The black bear, which is capable of hibernating for up to 100 days, wakes from its slumber in the spring refreshed, rejuvenated, and hungry. Left winger Milan Lucic of the Boston Bruins seems to be doing the exact opposite of this. For the second straight year, it seems as if Lucic is going to pull a disappearing act in the postseason that would make even the greatest of magicians green with envy.
Last season during Boston’s Stanley Cup championship run, Lucic registered just five goals and seven assists for an anemic 12 points in 25 games. This was after scoring 30 goals in 79 regular season games. Although it is still early in the 2012 NHL playoffs, Lucic seems to be repeating his play from last postseason.
In the three postseason games this year, Lucic has yet to register a point while averaging almost 21 minutes of ice time per game.
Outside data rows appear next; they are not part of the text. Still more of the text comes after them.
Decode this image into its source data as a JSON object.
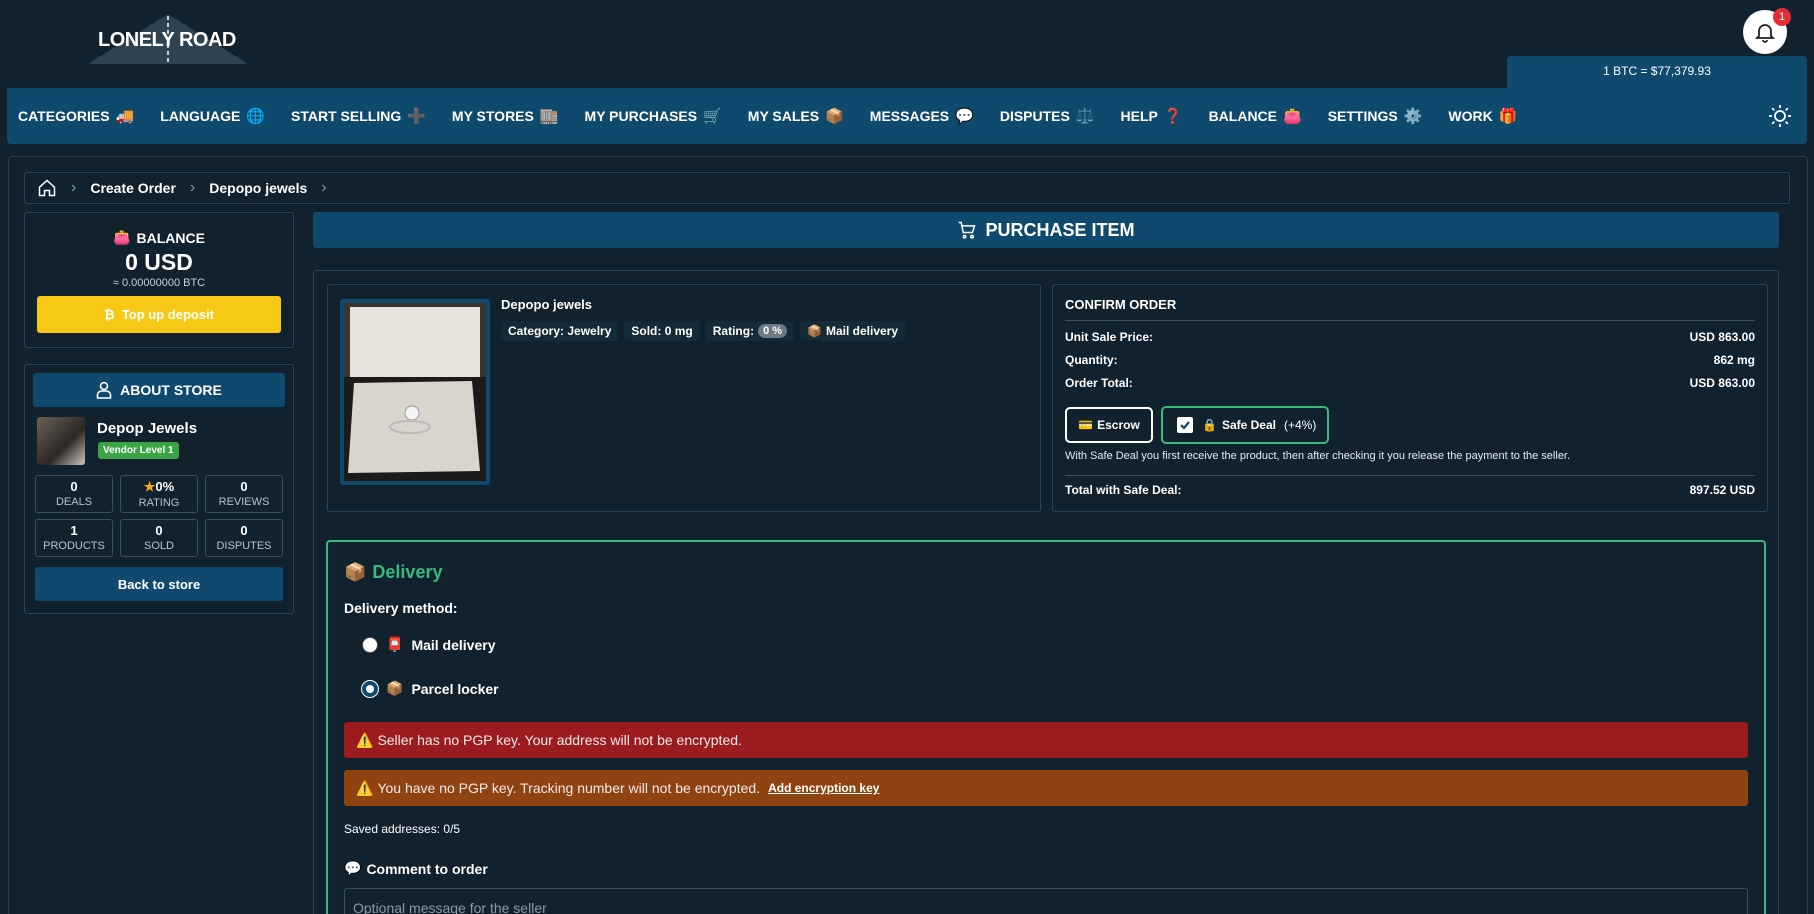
{
  "header": {
    "logo_text": "LONELY ROAD",
    "notification_count": "1",
    "btc_rate": "1 BTC = $77,379.93"
  },
  "nav": {
    "items": [
      {
        "label": "CATEGORIES",
        "icon": "🚚"
      },
      {
        "label": "LANGUAGE",
        "icon": "🌐"
      },
      {
        "label": "START SELLING",
        "icon": "➕"
      },
      {
        "label": "MY STORES",
        "icon": "🏬"
      },
      {
        "label": "MY PURCHASES",
        "icon": "🛒"
      },
      {
        "label": "MY SALES",
        "icon": "📦"
      },
      {
        "label": "MESSAGES",
        "icon": "💬"
      },
      {
        "label": "DISPUTES",
        "icon": "⚖️"
      },
      {
        "label": "HELP",
        "icon": "❓"
      },
      {
        "label": "BALANCE",
        "icon": "👛"
      },
      {
        "label": "SETTINGS",
        "icon": "⚙️"
      },
      {
        "label": "WORK",
        "icon": "🎁"
      }
    ]
  },
  "breadcrumb": {
    "items": [
      "Create Order",
      "Depopo jewels"
    ]
  },
  "balance": {
    "title": "BALANCE",
    "icon": "👛",
    "amount": "0 USD",
    "btc": "≈ 0.00000000 BTC",
    "topup_label": "Top up deposit",
    "topup_icon": "₿"
  },
  "store": {
    "about_label": "ABOUT STORE",
    "name": "Depop Jewels",
    "vendor_level": "Vendor Level 1",
    "stats": [
      {
        "value": "0",
        "label": "DEALS"
      },
      {
        "value": "0%",
        "label": "RATING",
        "star": "★"
      },
      {
        "value": "0",
        "label": "REVIEWS"
      },
      {
        "value": "1",
        "label": "PRODUCTS"
      },
      {
        "value": "0",
        "label": "SOLD"
      },
      {
        "value": "0",
        "label": "DISPUTES"
      }
    ],
    "back_label": "Back to store"
  },
  "purchase": {
    "header": "PURCHASE ITEM"
  },
  "product": {
    "name": "Depopo jewels",
    "category": "Category: Jewelry",
    "sold": "Sold: 0 mg",
    "rating_label": "Rating:",
    "rating_value": "0 %",
    "delivery_chip": "Mail delivery",
    "delivery_icon": "📦"
  },
  "confirm": {
    "title": "CONFIRM ORDER",
    "unit_price_label": "Unit Sale Price:",
    "unit_price": "USD 863.00",
    "quantity_label": "Quantity:",
    "quantity": "862 mg",
    "total_label": "Order Total:",
    "total": "USD 863.00",
    "escrow_label": "Escrow",
    "escrow_icon": "💳",
    "safe_label": "Safe Deal",
    "safe_pct": "(+4%)",
    "safe_icon": "🔒",
    "safe_note": "With Safe Deal you first receive the product, then after checking it you release the payment to the seller.",
    "safe_total_label": "Total with Safe Deal:",
    "safe_total": "897.52 USD"
  },
  "delivery": {
    "title": "Delivery",
    "title_icon": "📦",
    "method_label": "Delivery method:",
    "options": [
      {
        "label": "Mail delivery",
        "icon": "📮",
        "checked": false
      },
      {
        "label": "Parcel locker",
        "icon": "📦",
        "checked": true
      }
    ],
    "alert_red": "Seller has no PGP key. Your address will not be encrypted.",
    "alert_orange": "You have no PGP key. Tracking number will not be encrypted.",
    "alert_link": "Add encryption key",
    "alert_icon": "⚠️",
    "saved": "Saved addresses: 0/5",
    "comment_label": "Comment to order",
    "comment_icon": "💬",
    "comment_placeholder": "Optional message for the seller"
  },
  "colors": {
    "background": "#11222e",
    "primary": "#0f4a6e",
    "accent_yellow": "#f7c816",
    "success": "#3bb97a",
    "danger": "#9b1b1f",
    "warning": "#8f4310"
  }
}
Lucic has looked tired as of late, playing just 16:57 minutes in Boston’s 4-3 victory over the Washington Capitals on Monday. The 16:57 was the least amount of ice time he’s seen during the playoffs. Lucic looks sluggish when skating and is struggling to keep up with his teammates. It’s as if someone has played a late April Fool’s joke on him and filled his skates with cement. Lucic’s skating isn’t the only thing that seems to have faltered. His passes are off, landing just ahead or just behind their intended targets.
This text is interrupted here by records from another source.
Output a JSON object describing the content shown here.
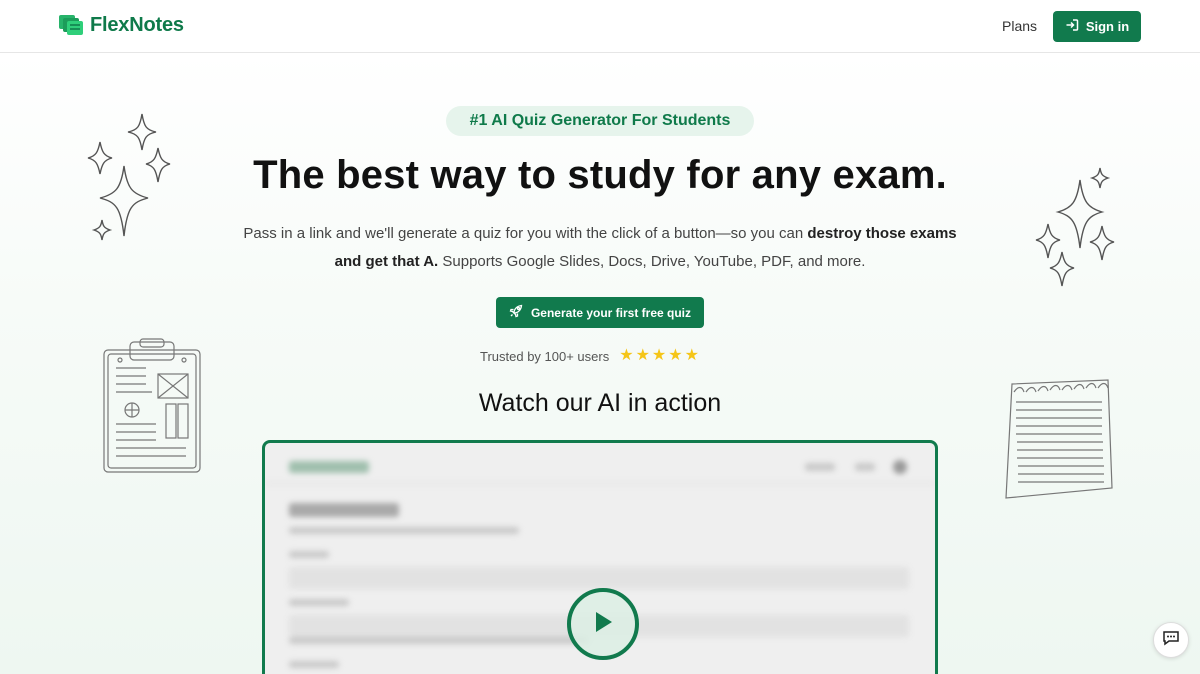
{
  "header": {
    "logo_text": "FlexNotes",
    "plans_label": "Plans",
    "signin_label": "Sign in"
  },
  "hero": {
    "badge": "#1 AI Quiz Generator For Students",
    "headline": "The best way to study for any exam.",
    "sub_part1": "Pass in a link and we'll generate a quiz for you with the click of a button—so you can ",
    "sub_bold": "destroy those exams and get that A.",
    "sub_part2": " Supports Google Slides, Docs, Drive, YouTube, PDF, and more.",
    "cta_label": "Generate your first free quiz",
    "trusted_text": "Trusted by 100+ users",
    "rating_stars": 5,
    "watch_title": "Watch our AI in action"
  },
  "icons": {
    "logo": "stacked-notes-icon",
    "signin": "sign-in-icon",
    "cta": "rocket-icon",
    "star": "star-icon",
    "play": "play-icon",
    "chat": "chat-icon"
  },
  "colors": {
    "brand": "#117a4d",
    "brand_text": "#0f7a4a",
    "badge_bg": "#e6f4ec",
    "star": "#f5c518"
  }
}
For the first three games, the lack of Lucic’s offense hadn’t affected Boston too much thanks to some stellar goaltending by Tim Thomas and solid team defense. However in Game 4, with the Bruins trailing 2-1 with about four minutes left in the game, Lucic sent a pass into David Krejci’s skates that would’ve sent him streaking in on Washington’s netminder Braden Holtby. On the same shift Krejci sent a pass to Lucic, who was wide open, but it looked like Lucic took his eyes off the puck and had it bounce over his stick. As he was skating off, Lucic banged his stick on the ice in frustration.
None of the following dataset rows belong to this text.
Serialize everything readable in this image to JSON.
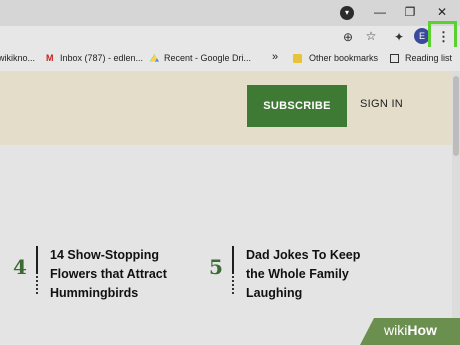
{
  "browser": {
    "bookmarks": [
      {
        "label": "wikikno...",
        "icon": "wikihow-favicon"
      },
      {
        "label": "Inbox (787) - edlen...",
        "icon": "gmail-icon"
      },
      {
        "label": "Recent - Google Dri...",
        "icon": "google-drive-icon"
      }
    ],
    "more_bookmarks": "»",
    "other_bookmarks": "Other bookmarks",
    "reading_list": "Reading list",
    "profile_initial": "E"
  },
  "site": {
    "subscribe_label": "SUBSCRIBE",
    "signin_label": "SIGN IN",
    "articles": [
      {
        "number": "4",
        "title_lines": [
          "14 Show-Stopping",
          "Flowers that Attract",
          "Hummingbirds"
        ]
      },
      {
        "number": "5",
        "title_lines": [
          "Dad Jokes To Keep",
          "the Whole Family",
          "Laughing"
        ]
      }
    ]
  },
  "watermark": {
    "part1": "wiki",
    "part2": "How"
  },
  "colors": {
    "subscribe_bg": "#3f7a35",
    "accent_green": "#3b6a33",
    "highlight": "#5bd12f"
  }
}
Adding to Lucic’s awful night, with just 1:27 remaining in the game he received a pass from Zdeno Chara and skated into Washington’s zone. He tried to make a pass to Tyler Seguin who was skating up the right side, but telegraphed his pass and had Washington forward Mike Knuble steal it and send it out of the zone. If the Bruins want to beat the Washington Capitals and get out of the first round of the playoffs so they can attempt to become the second team in the last 20 years to repeat as Stanley Cup champions, they’re going to need to Lucic to contribute offensively and they’re going to need him contribute immediately.